-- DATA TO PROCESS follows --
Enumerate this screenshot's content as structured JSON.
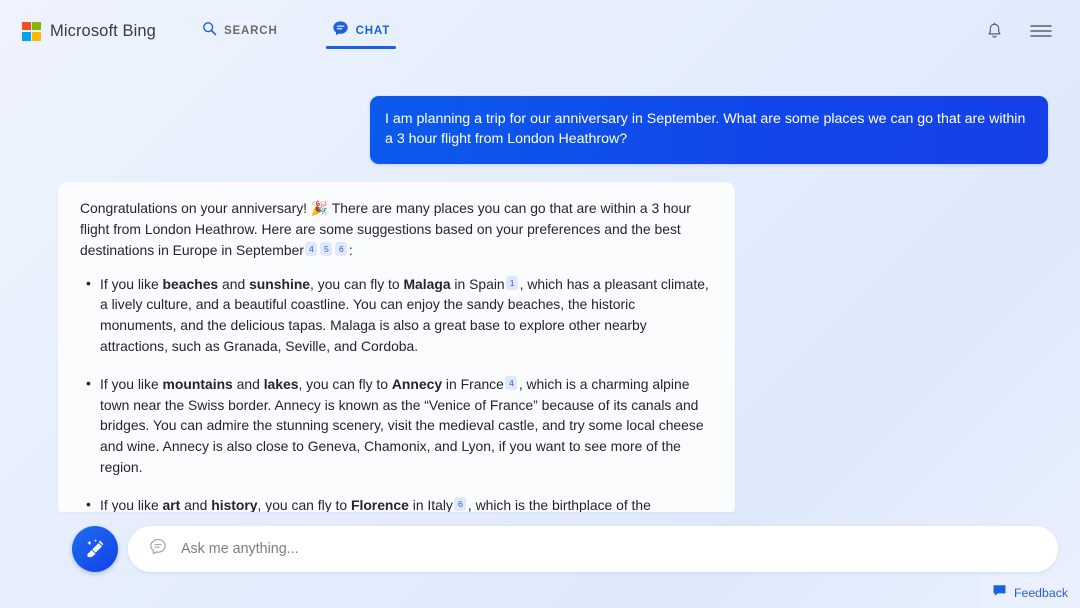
{
  "header": {
    "brand": "Microsoft Bing",
    "logo_icon": "microsoft-squares-icon",
    "tabs": [
      {
        "label": "SEARCH",
        "icon": "search-icon",
        "active": false
      },
      {
        "label": "CHAT",
        "icon": "chat-bubble-icon",
        "active": true
      }
    ],
    "notifications_icon": "bell-icon",
    "menu_icon": "hamburger-menu-icon"
  },
  "conversation": {
    "user_message": "I am planning a trip for our anniversary in September. What are some places we can go that are within a 3 hour flight from London Heathrow?",
    "bot_intro_part1": "Congratulations on your anniversary! ",
    "bot_intro_emoji": "🎉",
    "bot_intro_part2": " There are many places you can go that are within a 3 hour flight from London Heathrow. Here are some suggestions based on your preferences and the best destinations in Europe in September",
    "bot_intro_citations": [
      "4",
      "5",
      "6"
    ],
    "bot_intro_colon": ":",
    "items": [
      {
        "lead": "If you like ",
        "bold1": "beaches",
        "mid1": " and ",
        "bold2": "sunshine",
        "mid2": ", you can fly to ",
        "bold3": "Malaga",
        "mid3": " in Spain",
        "citation": "1",
        "tail": ", which has a pleasant climate, a lively culture, and a beautiful coastline. You can enjoy the sandy beaches, the historic monuments, and the delicious tapas. Malaga is also a great base to explore other nearby attractions, such as Granada, Seville, and Cordoba."
      },
      {
        "lead": "If you like ",
        "bold1": "mountains",
        "mid1": " and ",
        "bold2": "lakes",
        "mid2": ", you can fly to ",
        "bold3": "Annecy",
        "mid3": " in France",
        "citation": "4",
        "tail": ", which is a charming alpine town near the Swiss border. Annecy is known as the “Venice of France” because of its canals and bridges. You can admire the stunning scenery, visit the medieval castle, and try some local cheese and wine. Annecy is also close to Geneva, Chamonix, and Lyon, if you want to see more of the region."
      },
      {
        "lead": "If you like ",
        "bold1": "art",
        "mid1": " and ",
        "bold2": "history",
        "mid2": ", you can fly to ",
        "bold3": "Florence",
        "mid3": " in Italy",
        "citation": "6",
        "tail": ", which is the birthplace of the Renaissance and a UNESCO World Heritage Site. Florence is a treasure trove of artistic and architectural masterpieces, such as the Duomo, the Uffizi Gallery, and the Ponte Vecchio. You can also explore the Tuscan countryside, taste the famous gelato, and shop for leather goods."
      }
    ]
  },
  "composer": {
    "new_topic_icon": "broom-sweep-icon",
    "input_icon": "chat-bubble-outline-icon",
    "placeholder": "Ask me anything...",
    "value": ""
  },
  "feedback": {
    "label": "Feedback",
    "icon": "feedback-chat-icon"
  },
  "colors": {
    "accent_blue": "#1b5fe3",
    "user_bubble_blue": "#1147ea",
    "citation_bg": "#dfe8fd",
    "citation_text": "#2b5fd9",
    "page_bg": "#e6eefc"
  }
}
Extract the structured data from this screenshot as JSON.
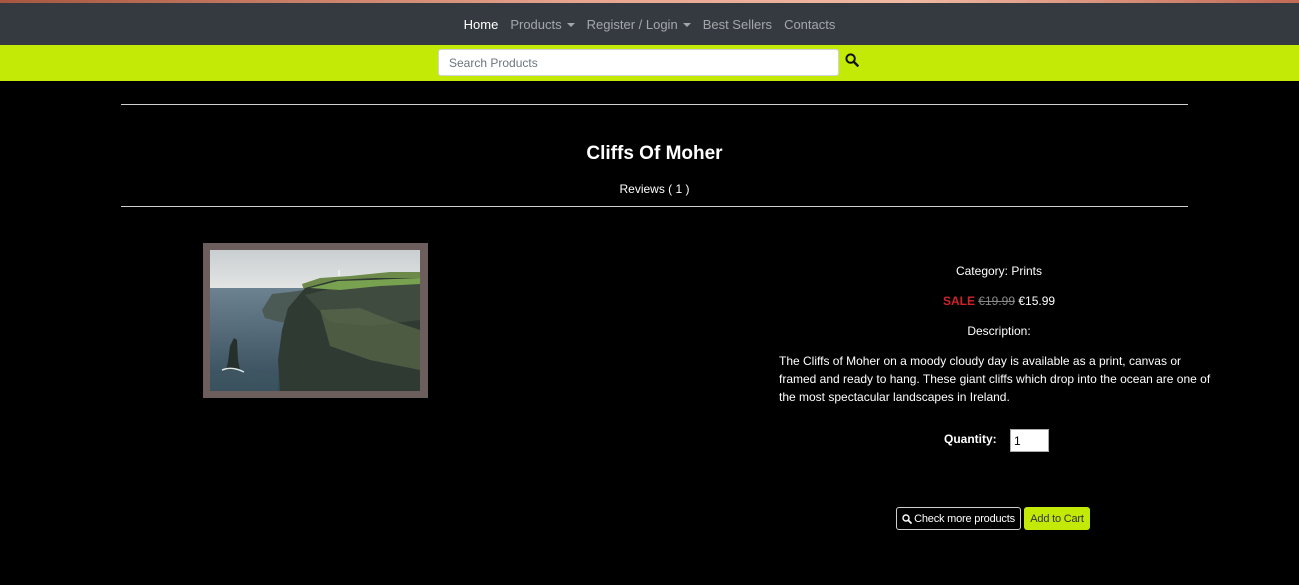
{
  "nav": {
    "items": [
      {
        "label": "Home",
        "active": true,
        "dropdown": false
      },
      {
        "label": "Products",
        "active": false,
        "dropdown": true
      },
      {
        "label": "Register / Login",
        "active": false,
        "dropdown": true
      },
      {
        "label": "Best Sellers",
        "active": false,
        "dropdown": false
      },
      {
        "label": "Contacts",
        "active": false,
        "dropdown": false
      }
    ]
  },
  "search": {
    "placeholder": "Search Products",
    "value": "",
    "icon": "search-icon"
  },
  "product": {
    "title": "Cliffs Of Moher",
    "reviews": "Reviews ( 1 )",
    "category": "Category: Prints",
    "sale_label": "SALE",
    "old_price": "€19.99",
    "price": "€15.99",
    "description_label": "Description:",
    "description": "The Cliffs of Moher on a moody cloudy day is available as a print, canvas or framed and ready to hang. These giant cliffs which drop into the ocean are one of the most spectacular landscapes in Ireland.",
    "image": "cliffs-of-moher-photo"
  },
  "quantity": {
    "label": "Quantity:",
    "value": "1"
  },
  "buttons": {
    "check_more": "Check more products",
    "add_to_cart": "Add to Cart"
  },
  "colors": {
    "navbar": "#343a40",
    "accent": "#c2ea06",
    "background": "#000000",
    "sale": "#d0242b"
  }
}
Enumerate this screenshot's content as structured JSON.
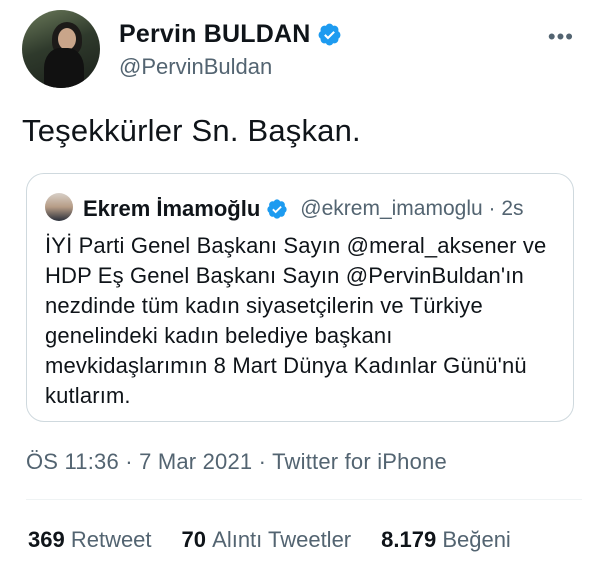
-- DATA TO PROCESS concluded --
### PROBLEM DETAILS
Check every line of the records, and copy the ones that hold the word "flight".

### RESULT OF THIS TASK
    "user_message": "I am planning a trip for our anniversary in September. What are some places we can go that are within a 3 hour flight from London Heathrow?",
    "bot_intro_part2": " There are many places you can go that are within a 3 hour flight from London Heathrow. Here are some suggestions based on your preferences and the best destinations in Europe in September",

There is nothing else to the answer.